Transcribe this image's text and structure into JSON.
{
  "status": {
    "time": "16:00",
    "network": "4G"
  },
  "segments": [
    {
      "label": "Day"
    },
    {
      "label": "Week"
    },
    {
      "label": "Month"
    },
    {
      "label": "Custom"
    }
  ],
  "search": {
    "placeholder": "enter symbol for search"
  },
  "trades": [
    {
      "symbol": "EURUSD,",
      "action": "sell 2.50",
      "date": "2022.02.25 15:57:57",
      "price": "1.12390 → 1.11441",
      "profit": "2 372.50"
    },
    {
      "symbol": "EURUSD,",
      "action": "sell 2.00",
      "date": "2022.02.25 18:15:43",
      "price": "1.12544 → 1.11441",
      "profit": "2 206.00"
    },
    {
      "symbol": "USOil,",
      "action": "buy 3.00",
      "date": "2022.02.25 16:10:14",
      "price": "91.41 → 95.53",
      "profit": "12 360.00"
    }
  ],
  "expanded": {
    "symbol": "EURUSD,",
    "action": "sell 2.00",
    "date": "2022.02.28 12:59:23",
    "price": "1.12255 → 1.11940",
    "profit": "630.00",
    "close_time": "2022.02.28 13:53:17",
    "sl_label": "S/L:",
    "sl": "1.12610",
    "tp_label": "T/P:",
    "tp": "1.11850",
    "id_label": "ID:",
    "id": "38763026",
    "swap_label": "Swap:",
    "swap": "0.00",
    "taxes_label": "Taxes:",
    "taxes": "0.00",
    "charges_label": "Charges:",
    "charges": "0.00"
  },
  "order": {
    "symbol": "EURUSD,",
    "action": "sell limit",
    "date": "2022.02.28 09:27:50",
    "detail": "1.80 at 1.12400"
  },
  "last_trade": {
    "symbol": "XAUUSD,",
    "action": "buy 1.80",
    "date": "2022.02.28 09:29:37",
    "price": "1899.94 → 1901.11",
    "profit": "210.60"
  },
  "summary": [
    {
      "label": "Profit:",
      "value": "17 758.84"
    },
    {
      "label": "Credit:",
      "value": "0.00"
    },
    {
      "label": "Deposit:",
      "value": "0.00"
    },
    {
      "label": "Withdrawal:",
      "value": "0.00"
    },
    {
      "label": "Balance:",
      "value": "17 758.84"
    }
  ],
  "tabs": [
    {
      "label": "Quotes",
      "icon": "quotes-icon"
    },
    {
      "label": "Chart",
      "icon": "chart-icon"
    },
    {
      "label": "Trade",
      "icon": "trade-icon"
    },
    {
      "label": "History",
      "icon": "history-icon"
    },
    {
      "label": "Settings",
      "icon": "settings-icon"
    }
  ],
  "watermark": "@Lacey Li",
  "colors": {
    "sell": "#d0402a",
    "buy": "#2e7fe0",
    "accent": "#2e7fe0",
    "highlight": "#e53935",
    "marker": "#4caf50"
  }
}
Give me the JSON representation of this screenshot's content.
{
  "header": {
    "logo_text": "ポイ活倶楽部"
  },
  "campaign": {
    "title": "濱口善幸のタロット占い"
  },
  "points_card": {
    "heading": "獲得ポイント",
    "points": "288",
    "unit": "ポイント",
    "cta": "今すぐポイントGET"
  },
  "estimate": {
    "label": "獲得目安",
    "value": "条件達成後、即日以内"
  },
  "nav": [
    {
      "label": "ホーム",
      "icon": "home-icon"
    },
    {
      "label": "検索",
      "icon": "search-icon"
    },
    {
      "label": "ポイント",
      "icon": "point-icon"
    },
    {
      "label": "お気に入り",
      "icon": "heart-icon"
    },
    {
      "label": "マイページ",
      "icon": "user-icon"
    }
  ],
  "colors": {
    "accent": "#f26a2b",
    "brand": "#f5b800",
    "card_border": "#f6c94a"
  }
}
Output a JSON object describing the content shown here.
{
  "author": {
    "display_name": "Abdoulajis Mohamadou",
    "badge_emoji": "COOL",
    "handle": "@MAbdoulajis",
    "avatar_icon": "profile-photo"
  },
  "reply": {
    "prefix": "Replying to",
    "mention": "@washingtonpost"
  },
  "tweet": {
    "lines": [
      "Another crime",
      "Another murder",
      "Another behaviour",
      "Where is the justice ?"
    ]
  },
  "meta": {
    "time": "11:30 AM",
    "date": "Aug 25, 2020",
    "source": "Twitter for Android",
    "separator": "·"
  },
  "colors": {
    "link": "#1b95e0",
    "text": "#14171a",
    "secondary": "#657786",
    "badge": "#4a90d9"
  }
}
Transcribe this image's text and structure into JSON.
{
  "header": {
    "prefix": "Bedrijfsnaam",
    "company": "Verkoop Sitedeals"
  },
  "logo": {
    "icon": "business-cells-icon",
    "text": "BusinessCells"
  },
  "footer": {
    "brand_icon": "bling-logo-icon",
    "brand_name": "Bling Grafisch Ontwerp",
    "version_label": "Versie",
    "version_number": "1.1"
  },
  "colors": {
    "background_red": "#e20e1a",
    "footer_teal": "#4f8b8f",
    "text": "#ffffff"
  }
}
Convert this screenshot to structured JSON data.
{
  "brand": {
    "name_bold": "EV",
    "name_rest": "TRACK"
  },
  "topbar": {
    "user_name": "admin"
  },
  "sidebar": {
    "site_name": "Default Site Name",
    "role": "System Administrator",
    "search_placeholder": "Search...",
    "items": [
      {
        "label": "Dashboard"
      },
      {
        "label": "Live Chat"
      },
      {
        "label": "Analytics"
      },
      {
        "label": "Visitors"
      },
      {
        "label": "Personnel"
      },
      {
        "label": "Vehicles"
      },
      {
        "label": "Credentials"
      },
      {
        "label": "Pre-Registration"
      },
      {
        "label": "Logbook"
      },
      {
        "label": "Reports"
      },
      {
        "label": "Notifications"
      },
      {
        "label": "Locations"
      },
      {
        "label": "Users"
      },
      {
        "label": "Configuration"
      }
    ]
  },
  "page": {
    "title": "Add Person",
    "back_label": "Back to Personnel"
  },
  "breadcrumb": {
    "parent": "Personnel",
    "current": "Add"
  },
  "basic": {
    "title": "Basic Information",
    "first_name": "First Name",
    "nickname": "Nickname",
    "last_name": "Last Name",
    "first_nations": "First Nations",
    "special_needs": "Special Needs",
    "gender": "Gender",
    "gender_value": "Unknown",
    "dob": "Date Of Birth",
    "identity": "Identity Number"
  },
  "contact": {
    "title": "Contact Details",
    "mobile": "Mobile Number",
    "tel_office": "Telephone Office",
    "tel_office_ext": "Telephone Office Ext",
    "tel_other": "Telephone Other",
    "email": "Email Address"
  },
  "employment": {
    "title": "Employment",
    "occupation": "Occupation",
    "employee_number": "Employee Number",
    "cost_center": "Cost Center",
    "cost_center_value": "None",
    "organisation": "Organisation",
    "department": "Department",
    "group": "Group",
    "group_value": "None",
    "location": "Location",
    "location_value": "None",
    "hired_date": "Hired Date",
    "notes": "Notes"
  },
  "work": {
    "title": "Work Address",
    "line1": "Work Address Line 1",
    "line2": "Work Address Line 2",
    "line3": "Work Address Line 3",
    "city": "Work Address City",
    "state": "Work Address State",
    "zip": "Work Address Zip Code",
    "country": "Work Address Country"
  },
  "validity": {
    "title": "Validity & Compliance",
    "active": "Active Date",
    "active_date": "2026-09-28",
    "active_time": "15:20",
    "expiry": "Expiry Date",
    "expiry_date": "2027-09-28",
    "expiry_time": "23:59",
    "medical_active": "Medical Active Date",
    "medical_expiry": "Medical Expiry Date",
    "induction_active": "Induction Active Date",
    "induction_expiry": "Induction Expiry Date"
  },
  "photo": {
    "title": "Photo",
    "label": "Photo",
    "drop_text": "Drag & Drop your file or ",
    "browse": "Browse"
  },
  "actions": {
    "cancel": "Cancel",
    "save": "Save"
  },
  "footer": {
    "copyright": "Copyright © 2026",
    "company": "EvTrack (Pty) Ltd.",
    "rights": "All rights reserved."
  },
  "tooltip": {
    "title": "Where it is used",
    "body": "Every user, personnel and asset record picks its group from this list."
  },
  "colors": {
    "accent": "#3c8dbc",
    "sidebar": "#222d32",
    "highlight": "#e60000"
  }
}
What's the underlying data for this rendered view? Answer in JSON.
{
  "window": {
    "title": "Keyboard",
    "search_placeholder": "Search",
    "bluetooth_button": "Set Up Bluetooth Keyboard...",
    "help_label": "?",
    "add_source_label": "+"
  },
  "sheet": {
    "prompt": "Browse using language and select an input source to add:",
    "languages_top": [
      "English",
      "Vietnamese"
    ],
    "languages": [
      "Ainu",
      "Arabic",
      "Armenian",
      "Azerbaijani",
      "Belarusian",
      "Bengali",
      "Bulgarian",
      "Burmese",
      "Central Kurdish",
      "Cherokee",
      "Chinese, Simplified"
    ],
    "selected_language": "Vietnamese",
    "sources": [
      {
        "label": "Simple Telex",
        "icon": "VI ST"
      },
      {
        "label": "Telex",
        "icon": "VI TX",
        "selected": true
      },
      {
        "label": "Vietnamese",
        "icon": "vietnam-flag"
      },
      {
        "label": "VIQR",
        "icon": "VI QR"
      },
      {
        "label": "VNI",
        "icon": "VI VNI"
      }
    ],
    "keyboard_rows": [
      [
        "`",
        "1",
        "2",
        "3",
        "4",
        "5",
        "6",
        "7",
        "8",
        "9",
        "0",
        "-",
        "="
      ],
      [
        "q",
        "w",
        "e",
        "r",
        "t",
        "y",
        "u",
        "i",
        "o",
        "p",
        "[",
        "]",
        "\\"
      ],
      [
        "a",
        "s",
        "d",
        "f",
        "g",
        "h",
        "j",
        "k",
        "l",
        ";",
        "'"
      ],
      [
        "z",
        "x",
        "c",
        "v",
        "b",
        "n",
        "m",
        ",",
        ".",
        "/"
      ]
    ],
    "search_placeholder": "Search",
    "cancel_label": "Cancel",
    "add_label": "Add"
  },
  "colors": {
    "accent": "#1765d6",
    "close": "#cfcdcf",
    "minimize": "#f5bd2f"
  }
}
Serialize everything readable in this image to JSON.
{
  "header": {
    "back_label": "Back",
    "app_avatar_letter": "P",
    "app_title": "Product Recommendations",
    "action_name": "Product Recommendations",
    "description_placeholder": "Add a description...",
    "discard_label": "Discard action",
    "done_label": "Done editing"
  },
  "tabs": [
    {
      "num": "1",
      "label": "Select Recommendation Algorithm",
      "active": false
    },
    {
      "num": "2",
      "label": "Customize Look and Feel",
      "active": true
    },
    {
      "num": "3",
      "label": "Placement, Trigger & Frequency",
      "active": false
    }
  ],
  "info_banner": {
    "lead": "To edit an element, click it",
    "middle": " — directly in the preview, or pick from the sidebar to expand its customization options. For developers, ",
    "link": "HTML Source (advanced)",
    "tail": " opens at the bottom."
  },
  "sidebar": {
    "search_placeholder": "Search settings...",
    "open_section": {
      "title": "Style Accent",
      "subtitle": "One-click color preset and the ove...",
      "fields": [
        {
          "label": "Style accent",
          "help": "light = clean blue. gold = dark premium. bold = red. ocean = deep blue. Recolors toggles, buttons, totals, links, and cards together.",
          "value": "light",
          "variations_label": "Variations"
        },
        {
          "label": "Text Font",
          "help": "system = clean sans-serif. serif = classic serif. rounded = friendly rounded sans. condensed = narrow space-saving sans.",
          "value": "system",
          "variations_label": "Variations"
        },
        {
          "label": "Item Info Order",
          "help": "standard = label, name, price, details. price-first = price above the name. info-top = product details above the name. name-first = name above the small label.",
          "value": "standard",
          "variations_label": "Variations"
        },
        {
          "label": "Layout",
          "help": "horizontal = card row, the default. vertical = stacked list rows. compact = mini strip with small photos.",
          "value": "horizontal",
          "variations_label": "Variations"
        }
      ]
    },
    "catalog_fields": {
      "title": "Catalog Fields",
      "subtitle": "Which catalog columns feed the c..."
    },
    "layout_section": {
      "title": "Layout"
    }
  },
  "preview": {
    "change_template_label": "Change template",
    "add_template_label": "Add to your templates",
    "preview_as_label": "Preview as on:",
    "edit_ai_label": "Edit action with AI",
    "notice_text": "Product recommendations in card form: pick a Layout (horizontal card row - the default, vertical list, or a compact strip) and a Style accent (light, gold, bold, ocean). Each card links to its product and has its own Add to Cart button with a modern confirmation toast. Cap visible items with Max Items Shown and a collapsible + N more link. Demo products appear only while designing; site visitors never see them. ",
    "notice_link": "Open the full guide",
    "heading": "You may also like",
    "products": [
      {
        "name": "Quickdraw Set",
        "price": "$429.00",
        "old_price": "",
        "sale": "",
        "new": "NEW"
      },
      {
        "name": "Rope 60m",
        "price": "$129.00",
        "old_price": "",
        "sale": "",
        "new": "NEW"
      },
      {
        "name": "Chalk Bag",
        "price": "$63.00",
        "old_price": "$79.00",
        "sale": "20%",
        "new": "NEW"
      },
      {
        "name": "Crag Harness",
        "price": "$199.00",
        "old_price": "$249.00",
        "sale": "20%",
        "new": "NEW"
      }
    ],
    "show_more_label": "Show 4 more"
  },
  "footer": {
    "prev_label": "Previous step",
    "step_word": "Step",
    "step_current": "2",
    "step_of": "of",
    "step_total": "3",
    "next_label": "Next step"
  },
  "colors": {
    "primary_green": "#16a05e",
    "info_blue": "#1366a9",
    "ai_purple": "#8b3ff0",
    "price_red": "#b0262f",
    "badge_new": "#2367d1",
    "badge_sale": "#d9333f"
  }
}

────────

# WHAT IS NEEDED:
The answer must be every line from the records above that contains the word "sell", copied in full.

# YOUR RESPONSE:
      "action": "sell 2.50",
      "action": "sell 2.00",
    "action": "sell 2.00",
    "action": "sell limit",
    "sell": "#d0402a",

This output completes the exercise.